Board Chairman Rick Pridgen called the partnership with the college a "valuable asset" for the school system.
In recent years, the board has favored the addition of vocational and occupation programs as an option for high school students who might not want to take the traditional college path.
Anne Millington, director of cooperative education at the college, was on hand to discuss the logistics of each program.
The drafting academy, she said, will be offered on-site at Wayne School of Engineering, for students in grades 10-12.
The machining academy, also designed for students in grades 10-12, will be based at Charles B. Aycock High.
"We look at this as an idea for students to do some career exploration," Ms. Millington explained.
WCC instructors will be furnished, as will software for the programs, she said.
Classes are eight weeks each, with two to be held in the fall and two in the spring.
The transportation academy will be open to all public high school students, offering college level courses in auto body repair, automotive systems technology and aviation systems technology.
"They will have to come to our campus for these particular classes," said Ernie White, division head for applied technology. "We'll offer lab space and instructors and tool kits."
The college is also considering how the college aviation courses might translate to the high school environment, he added.
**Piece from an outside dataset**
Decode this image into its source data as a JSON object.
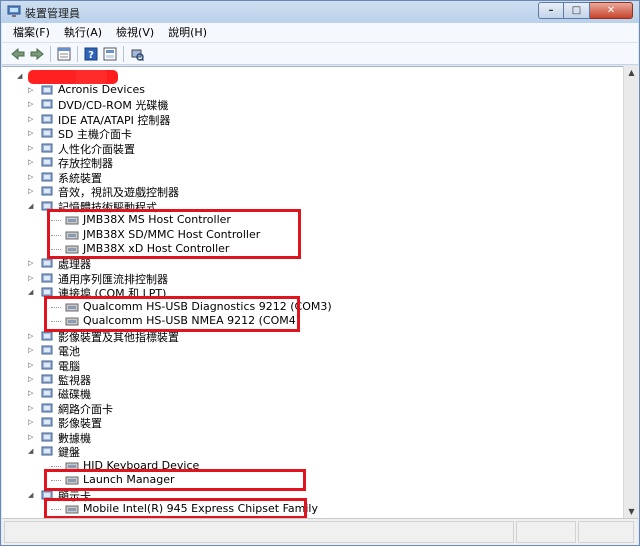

Pridgen said the academies are in line with where industry is going in the region, making the partnership with the college a nice fit.
Board member John Grantham asked about the marketability of the new vocational programs.
"We have been so far fortunate to find jobs," White said. "That doesn't mean they're geographically close by. They may have to move but there are plenty of jobs.
"One other thing that we didn't mention is that these high school students will earn college credit ... and skill certificates, which means that they can go to work sooner instead of starting at ground zero."
The three academies will join other vocational programs already in place across the county, which include business, health occupations, diesel, construction and a teacher academy.
John Twitty, co-principal at Goldsboro High School, also said his school is investigating the possibility of launching a cosmetology program there in the future.